• [WHAT YOU SHOULD DO] Scan the lines below for the string "demo" and copy every one that has it.

• [SOURCE INFORMATION]
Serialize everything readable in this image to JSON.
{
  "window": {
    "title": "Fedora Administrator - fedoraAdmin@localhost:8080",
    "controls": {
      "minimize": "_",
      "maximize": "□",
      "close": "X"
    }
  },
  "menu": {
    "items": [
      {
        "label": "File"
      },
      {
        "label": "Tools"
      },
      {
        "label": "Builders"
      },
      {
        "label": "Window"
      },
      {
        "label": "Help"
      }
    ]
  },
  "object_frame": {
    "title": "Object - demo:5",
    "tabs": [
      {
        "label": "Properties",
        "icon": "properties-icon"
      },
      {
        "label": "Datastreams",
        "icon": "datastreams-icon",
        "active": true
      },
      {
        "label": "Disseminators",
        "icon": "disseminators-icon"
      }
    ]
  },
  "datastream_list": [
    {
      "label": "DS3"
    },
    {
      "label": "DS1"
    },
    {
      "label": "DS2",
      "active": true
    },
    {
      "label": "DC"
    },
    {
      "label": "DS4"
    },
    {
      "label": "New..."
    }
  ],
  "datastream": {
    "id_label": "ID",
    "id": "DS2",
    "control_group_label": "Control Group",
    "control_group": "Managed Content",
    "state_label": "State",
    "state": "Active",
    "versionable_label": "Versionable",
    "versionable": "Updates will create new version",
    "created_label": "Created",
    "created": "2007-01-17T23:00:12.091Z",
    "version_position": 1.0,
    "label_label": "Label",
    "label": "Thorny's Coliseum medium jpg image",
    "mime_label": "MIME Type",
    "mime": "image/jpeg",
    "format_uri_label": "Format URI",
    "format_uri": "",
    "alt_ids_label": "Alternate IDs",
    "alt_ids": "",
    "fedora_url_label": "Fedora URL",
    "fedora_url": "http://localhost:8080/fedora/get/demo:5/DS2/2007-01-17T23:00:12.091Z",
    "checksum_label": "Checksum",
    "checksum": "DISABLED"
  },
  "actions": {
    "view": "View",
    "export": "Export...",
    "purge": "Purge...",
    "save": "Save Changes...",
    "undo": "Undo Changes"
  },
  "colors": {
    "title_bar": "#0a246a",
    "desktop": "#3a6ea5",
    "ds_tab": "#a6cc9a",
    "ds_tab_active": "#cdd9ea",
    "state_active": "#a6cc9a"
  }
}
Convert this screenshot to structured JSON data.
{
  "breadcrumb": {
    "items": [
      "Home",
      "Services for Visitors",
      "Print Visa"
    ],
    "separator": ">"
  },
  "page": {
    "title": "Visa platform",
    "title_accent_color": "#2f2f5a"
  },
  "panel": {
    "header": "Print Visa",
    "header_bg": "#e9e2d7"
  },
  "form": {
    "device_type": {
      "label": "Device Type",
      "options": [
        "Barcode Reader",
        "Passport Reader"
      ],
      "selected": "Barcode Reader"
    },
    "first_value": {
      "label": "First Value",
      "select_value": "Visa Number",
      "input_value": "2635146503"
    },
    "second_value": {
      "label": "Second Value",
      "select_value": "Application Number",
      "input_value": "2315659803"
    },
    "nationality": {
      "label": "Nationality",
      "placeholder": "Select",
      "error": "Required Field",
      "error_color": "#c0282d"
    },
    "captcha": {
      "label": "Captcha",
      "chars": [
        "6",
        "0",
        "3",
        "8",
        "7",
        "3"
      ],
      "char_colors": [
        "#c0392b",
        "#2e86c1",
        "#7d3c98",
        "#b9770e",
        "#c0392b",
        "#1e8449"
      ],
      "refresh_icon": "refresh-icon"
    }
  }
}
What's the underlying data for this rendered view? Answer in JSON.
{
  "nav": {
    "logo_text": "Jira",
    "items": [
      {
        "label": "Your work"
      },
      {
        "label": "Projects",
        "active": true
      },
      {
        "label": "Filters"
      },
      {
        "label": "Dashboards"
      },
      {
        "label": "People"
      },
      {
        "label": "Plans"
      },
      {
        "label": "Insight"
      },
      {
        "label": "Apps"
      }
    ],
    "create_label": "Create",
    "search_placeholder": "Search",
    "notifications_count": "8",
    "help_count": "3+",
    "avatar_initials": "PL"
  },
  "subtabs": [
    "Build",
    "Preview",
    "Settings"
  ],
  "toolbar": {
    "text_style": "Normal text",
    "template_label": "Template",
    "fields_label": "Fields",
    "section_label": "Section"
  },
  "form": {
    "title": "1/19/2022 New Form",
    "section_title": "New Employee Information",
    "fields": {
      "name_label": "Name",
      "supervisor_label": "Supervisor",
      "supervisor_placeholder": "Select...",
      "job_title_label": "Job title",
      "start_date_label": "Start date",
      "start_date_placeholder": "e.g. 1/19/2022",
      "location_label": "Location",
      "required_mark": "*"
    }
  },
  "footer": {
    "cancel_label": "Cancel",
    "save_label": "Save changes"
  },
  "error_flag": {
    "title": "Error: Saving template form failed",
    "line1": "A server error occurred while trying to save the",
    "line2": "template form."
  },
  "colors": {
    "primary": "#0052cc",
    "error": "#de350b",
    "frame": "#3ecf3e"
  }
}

• [RESULT OF THIS TASK]
    "title": "Object - demo:5",
    "fedora_url": "http://localhost:8080/fedora/get/demo:5/DS2/2007-01-17T23:00:12.091Z",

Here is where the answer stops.